You may purchase a Sunshine Polishing cloth from my website.

2) Rouge cloth - this style of polishing cloth comes with two sheets that are connected together on one end. One side is red, representing the "red rouge" side that contains the microabrasives for cleaning and polishing. The yellow side is meant to be used after the cleaning for a final high shine polish. I find that the red cloth side is not the best cleaning cloth, that the abrasives don't last long in the fabric. However, the yellow side does bring out a nice shine to the item with some buffing.

3) Pro-Polish pads - this is a favorite of a lot of folks, they come in small squares so you only need to use as much as you need at any time. Be careful, as one side of the pad has the harsher abrasives that can scratch surfaces (for a slightly matte finish). I like using these for heavier-duty jobs, such as polishing items to remove excess oxidation or to smooth out scratches on items. Some cons for this product is that you *can not* get it wet or it turns into a goo, so use only with dry pieces. The other thing I noticed is that they dry out over time, leaving the spongy pads brittle and the abrasives powdery. Keep stored in a nice ziplock bag to help prevent dry outs.

There it is! The cloth I always keep handy are Sunshine Polishing cloths (for quick clean and polish) and Pro-Pads (for heavy duty work). For even heavier work, I will sometimes use microfine abrasive papers before doing a final polish with cloth.

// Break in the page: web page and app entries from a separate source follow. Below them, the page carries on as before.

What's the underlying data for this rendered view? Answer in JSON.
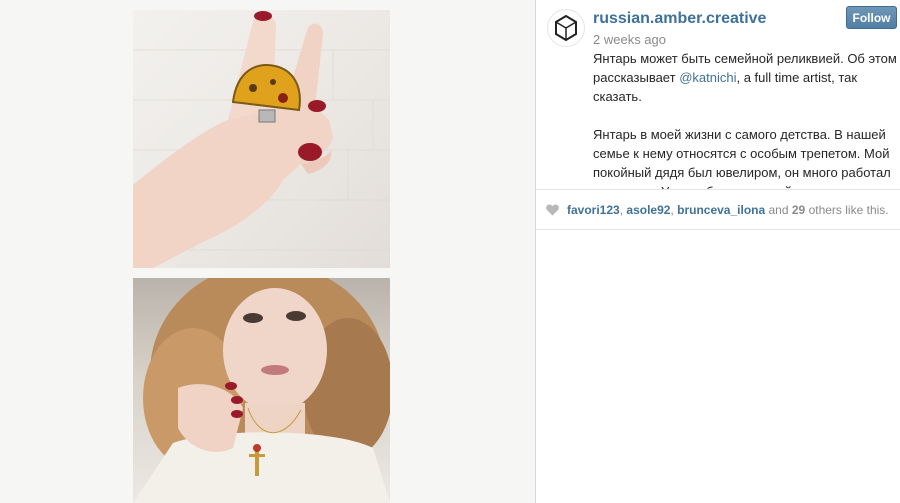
{
  "post": {
    "username": "russian.amber.creative",
    "timestamp": "2 weeks ago",
    "follow_label": "Follow",
    "caption": {
      "line1_pre": "Янтарь может быть семейной реликвией. Об этом рассказывает ",
      "mention": "@katnichi",
      "line1_post": ", a full time artist, так сказать.",
      "para2": "Янтарь в моей жизни с самого детства. В нашей семье к нему относятся с особым трепетом. Мой покойный дядя был ювелиром, он много работал с янтарем. У дяди был отличный вкус, и он делал действительно"
    }
  },
  "likes": {
    "users": [
      "favori123",
      "asole92",
      "brunceva_ilona"
    ],
    "separator": ",",
    "and_text": "and",
    "count": "29",
    "suffix": "others like this."
  },
  "icons": {
    "avatar": "hexagon-logo-icon",
    "like": "heart-icon"
  },
  "colors": {
    "link": "#3f729b",
    "follow_button": "#517fa4",
    "muted_text": "#8a8a8a",
    "ring_nail": "#9a1a2a",
    "amber": "#e0a21c"
  }
}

For tarnish in hard-to-reach spots, check out this nifty trick to remove tarnish with aluminum foil.

Do you have a favorite polishing/cleaning product for your metals?


Last of their kind designs -- get yours soon!

I only have a few more pieces of these fabulous jewelry designs! When they're gone, they're gone! With semi-precious stones, or some materials, I never know when I'll find the same cuts and colors. The 14k gold pieces are priced based on gold prices from *years ago* and are a great value! Many of these have been bestsellers and now are endangered species! Check 'em out and get yours today. Don't miss out on one of your favorites.

Topaz Earrings
Chocolate and Yellow Diamond
14k White Gold starburst posts
Pearl Cascade Earrings

Tourmaline Cascade Necklace
Turquoise Swirl Necklace (the matching earrings have sold out!)
Pearl Crinkle Necklace